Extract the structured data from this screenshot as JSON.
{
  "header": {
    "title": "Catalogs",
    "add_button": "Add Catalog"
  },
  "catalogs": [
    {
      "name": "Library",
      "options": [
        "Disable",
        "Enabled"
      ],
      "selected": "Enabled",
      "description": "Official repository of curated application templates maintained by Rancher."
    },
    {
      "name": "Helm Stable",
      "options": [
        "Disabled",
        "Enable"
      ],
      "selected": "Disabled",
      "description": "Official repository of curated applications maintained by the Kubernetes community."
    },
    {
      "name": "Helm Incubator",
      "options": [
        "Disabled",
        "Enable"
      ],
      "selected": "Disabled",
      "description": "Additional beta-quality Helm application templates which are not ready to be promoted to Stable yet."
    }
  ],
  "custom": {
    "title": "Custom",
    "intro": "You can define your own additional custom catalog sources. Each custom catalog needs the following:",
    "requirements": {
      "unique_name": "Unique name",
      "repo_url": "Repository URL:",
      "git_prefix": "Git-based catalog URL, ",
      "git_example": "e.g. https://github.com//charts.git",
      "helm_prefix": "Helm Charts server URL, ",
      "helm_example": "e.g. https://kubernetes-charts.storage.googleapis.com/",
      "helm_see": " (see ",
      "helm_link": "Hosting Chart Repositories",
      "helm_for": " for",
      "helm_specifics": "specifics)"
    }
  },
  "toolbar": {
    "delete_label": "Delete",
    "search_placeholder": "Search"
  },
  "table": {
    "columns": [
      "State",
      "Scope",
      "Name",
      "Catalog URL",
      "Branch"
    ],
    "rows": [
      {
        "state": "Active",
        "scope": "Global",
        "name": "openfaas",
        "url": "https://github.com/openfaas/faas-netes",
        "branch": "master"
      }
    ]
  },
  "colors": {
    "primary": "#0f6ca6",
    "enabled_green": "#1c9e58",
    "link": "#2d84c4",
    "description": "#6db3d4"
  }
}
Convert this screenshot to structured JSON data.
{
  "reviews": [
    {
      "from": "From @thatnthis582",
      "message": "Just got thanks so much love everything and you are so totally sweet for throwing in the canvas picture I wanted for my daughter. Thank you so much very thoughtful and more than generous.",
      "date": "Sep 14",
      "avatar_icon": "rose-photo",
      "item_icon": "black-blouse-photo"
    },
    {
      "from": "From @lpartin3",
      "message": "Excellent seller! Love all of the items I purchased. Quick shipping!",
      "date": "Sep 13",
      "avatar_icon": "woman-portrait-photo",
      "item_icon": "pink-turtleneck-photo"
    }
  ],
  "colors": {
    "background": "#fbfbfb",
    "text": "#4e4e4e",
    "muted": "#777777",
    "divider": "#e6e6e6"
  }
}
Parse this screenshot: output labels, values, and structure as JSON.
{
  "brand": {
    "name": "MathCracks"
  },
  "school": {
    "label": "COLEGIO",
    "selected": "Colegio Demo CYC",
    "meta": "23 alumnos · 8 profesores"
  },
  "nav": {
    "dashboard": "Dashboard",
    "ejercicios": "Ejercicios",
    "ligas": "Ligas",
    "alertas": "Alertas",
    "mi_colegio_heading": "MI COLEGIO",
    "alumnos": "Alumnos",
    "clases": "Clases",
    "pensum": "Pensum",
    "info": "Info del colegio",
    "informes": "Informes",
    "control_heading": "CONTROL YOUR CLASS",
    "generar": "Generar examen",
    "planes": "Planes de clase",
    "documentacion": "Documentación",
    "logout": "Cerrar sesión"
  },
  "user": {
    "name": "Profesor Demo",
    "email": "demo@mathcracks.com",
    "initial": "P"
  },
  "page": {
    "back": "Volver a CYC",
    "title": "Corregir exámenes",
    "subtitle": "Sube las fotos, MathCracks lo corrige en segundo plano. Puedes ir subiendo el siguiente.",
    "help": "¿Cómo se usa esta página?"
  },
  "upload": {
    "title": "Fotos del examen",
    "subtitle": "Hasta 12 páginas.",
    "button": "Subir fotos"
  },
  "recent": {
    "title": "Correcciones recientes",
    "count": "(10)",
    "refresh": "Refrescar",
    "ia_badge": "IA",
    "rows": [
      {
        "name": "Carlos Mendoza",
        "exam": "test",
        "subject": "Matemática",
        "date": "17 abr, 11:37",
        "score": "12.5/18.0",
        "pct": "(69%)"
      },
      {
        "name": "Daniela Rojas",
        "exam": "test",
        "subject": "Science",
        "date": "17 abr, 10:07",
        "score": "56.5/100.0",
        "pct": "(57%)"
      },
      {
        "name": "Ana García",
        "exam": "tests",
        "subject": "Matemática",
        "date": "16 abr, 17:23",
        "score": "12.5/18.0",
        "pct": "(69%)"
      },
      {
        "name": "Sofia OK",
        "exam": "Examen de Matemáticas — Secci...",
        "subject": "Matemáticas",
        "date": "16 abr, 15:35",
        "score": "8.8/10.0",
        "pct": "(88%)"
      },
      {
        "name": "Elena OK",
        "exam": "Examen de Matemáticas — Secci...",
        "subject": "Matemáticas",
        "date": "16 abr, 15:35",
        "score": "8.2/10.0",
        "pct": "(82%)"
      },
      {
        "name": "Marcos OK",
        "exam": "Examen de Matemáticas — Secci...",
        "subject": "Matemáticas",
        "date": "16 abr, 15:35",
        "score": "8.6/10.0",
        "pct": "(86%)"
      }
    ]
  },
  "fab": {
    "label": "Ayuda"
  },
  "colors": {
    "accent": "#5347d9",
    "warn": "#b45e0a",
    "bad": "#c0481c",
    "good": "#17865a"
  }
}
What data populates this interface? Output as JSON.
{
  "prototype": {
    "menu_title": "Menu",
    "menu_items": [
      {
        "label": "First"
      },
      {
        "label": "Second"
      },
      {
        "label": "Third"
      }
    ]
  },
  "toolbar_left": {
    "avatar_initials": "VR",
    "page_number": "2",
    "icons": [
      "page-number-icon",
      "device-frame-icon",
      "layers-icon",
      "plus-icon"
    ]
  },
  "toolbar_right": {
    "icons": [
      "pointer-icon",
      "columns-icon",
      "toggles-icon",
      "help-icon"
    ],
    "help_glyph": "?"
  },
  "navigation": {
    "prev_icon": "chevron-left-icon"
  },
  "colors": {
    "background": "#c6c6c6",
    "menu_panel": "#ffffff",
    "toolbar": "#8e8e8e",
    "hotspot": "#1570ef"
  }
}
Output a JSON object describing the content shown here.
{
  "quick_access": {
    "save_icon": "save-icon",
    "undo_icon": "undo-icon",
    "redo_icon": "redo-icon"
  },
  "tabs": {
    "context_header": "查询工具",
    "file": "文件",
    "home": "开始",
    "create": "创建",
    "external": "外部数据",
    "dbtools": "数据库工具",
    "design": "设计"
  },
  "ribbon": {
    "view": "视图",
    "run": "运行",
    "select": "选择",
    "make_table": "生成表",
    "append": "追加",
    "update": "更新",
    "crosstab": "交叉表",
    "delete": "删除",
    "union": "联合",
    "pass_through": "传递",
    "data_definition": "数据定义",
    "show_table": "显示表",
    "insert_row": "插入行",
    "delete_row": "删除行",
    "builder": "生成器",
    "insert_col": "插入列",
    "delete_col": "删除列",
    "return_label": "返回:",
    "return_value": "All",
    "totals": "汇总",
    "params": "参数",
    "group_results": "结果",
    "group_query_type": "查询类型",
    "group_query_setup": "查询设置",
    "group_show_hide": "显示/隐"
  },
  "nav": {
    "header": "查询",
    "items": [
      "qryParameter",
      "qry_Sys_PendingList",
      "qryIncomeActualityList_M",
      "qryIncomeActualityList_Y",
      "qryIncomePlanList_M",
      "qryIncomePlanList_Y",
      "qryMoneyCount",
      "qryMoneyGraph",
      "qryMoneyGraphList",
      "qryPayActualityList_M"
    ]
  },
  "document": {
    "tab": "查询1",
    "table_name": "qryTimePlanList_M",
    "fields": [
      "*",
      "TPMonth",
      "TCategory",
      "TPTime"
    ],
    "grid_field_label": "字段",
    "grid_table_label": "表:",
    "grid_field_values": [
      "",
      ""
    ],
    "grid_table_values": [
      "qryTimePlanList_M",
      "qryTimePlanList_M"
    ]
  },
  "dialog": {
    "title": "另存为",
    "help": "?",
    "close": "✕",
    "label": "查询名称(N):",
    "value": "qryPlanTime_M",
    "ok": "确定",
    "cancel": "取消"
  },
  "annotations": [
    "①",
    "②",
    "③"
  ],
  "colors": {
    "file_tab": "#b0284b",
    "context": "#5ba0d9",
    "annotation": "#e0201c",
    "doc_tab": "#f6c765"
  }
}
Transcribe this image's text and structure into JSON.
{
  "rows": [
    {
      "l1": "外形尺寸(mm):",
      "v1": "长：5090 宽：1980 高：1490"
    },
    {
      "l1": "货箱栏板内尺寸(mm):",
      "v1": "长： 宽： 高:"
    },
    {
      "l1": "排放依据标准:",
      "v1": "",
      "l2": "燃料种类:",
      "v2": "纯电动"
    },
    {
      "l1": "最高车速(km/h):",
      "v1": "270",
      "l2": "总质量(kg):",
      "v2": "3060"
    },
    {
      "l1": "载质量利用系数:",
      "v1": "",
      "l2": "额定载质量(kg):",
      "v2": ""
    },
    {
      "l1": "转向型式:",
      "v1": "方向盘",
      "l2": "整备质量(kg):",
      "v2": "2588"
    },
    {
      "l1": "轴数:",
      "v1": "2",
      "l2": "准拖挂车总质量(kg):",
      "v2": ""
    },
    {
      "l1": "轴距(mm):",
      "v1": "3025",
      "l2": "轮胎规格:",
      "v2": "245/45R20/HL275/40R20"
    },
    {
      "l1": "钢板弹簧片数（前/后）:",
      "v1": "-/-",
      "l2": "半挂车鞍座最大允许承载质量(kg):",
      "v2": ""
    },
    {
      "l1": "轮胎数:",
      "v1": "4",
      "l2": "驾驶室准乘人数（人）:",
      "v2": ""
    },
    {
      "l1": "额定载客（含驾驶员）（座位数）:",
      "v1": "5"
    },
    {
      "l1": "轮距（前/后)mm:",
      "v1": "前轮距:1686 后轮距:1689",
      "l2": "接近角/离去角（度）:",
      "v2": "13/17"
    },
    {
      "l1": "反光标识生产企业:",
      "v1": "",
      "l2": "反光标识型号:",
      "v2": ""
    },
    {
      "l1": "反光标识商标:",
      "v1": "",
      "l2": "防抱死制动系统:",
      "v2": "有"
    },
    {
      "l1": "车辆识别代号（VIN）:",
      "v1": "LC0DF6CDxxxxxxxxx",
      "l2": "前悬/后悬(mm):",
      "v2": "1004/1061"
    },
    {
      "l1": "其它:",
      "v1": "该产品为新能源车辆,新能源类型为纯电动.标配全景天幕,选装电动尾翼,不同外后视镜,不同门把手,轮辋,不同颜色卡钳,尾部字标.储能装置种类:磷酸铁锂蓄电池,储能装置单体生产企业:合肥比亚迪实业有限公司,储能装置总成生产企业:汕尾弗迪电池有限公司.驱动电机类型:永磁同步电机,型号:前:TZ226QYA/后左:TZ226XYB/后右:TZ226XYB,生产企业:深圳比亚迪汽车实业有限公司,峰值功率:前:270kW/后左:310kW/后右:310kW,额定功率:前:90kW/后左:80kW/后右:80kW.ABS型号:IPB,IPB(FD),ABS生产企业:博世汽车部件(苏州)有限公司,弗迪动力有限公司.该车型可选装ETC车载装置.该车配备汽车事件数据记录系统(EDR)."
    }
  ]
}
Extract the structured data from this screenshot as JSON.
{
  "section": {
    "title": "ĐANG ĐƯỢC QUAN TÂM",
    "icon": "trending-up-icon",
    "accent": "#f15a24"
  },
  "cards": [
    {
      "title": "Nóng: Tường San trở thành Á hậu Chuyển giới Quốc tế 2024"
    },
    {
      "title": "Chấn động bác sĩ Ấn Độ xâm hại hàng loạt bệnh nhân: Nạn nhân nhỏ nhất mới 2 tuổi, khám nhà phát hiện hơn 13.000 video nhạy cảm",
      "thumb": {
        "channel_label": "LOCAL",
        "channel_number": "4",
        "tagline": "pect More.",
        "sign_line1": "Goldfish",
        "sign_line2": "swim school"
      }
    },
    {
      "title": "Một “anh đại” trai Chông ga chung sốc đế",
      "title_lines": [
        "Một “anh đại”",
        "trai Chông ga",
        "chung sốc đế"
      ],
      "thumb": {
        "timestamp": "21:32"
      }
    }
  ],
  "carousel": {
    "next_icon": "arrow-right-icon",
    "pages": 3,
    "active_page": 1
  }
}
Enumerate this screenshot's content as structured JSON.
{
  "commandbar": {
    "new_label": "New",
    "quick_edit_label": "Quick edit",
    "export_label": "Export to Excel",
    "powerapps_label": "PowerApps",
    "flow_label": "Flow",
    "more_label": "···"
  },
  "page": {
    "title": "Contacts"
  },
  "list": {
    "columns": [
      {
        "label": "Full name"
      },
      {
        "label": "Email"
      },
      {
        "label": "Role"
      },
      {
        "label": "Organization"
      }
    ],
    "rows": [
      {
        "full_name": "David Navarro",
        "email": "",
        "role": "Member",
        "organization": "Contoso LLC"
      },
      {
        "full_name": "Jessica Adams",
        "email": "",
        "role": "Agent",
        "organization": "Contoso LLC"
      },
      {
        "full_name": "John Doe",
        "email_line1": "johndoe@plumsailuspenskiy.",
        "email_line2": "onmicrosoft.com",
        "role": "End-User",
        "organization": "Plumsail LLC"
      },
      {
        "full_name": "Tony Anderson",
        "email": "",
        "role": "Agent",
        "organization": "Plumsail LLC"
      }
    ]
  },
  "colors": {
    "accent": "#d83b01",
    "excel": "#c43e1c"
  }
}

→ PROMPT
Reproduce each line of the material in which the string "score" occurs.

→ WRITTEN RESPONSE
        "score": "12.5/18.0",
        "score": "56.5/100.0",
        "score": "12.5/18.0",
        "score": "8.8/10.0",
        "score": "8.2/10.0",
        "score": "8.6/10.0",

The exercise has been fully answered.